Disconnect the battery and just be careful. I have read about people hard-wiring the connections to get away from the plug as mentioned in this JPmagazine article: C-101
For once, we aren't talking about Trasborg's pile of Jeepsters. We've hit on this one before in these pages, but it is worth covering again. The '87, '88, and some of the '89 model years had this wonderful connector, called the C-101 connector. It connected all the wiring from the inside of the Jeep to the wiring outside of the Jeep. The problem is, it is over 20 years old and is mounted right at the top of the firewall where all the water cascading off of a newly-opened hood can go. If all that wasn't enough to prove a point, there is a TSB from Jeep way back in '89 that provided a crankshaft sensor bypass kit and instructions to get around the C-101 connector and keep the Jeep running.
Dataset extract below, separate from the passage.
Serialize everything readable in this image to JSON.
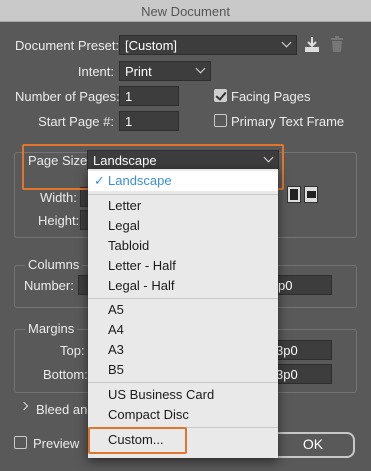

Most of the '89 models, and all of the '90 models didn't even have the C-101, they just went to a rubber grommet passing the wires through the firewall.
Prevention: You can build a rain shield for it, or just be aware of it when you open the hood. Periodic disassembly, cleaning, dielectric-greasing, and reassembly also help the issues.
Cure: Get rid of it. Solder all the wires from the inside of the Jeep to the corresponding wires from the outside of the Jeep and heatshrink it. All the issues will be gone forever. The risk is if you cross wires just once you can fry stuff pretty easily.
Beer is proof that God loves us and wants us to be happy............Ben Franklin
well cleaning and dielectric grease was the order of the day for me but it still looks like total **** to be honest. everything on the dash works now and she runs a little better (but that may be from closing some vacuum connections off).
it didn't look like the wire colors would match up at first glance but i wasn't planning on bypassing it today. if they do i think it would be well worth the time to get out the solder and heat shrink tubing.
heck, soldering on the Jeep isn't like real work because you can't bleed from being stupid (the wound cauterizes itself).
'87 XJ Pioneer with 32" KM2s, etc.
I clean out all the tar crap with a pocket screwdriver real thoroughly. Then, I soak a rag good with Brake Cleaner and wipe off both halves of the connector numerous times. After that, I spray both halves with a good contact cleaner. Wait a bit and then slap on some dielectric grease just before putting it back together. I beleieve this should be done on all of these old Jeeps along with refreshing and adding grounds to the engine area.
thanks for the pointer cruiser54, I found that wrapping a small screw driver with a blue paper shop towel worked well at getting the gunk out of the connector.
However, after thoroughly cleaning it 3 times (and connecting it) with no good outcomes, I gave up on it yesterday and replaced the whole thing with butt connectors; just too many variables in that connector to try and control when you're having engine issues. I noticed that it's mostly just engine sensors/control running through that connector? The fuel pump, interior lights, starter, radio, etc. all work with it disconnected. but somehow, it feels like my windows are faster now... dunno how...
1992 YJ 1"Body Lift, Slip Yoke Eliminator & CV Driveshaft,
2.5" TJ exhaust, WJ valve cover, XJ Computer, External Slave Cyl AX15,
Durango Steeringbox, No track or sway bars, CJ tailgate, on 31's :)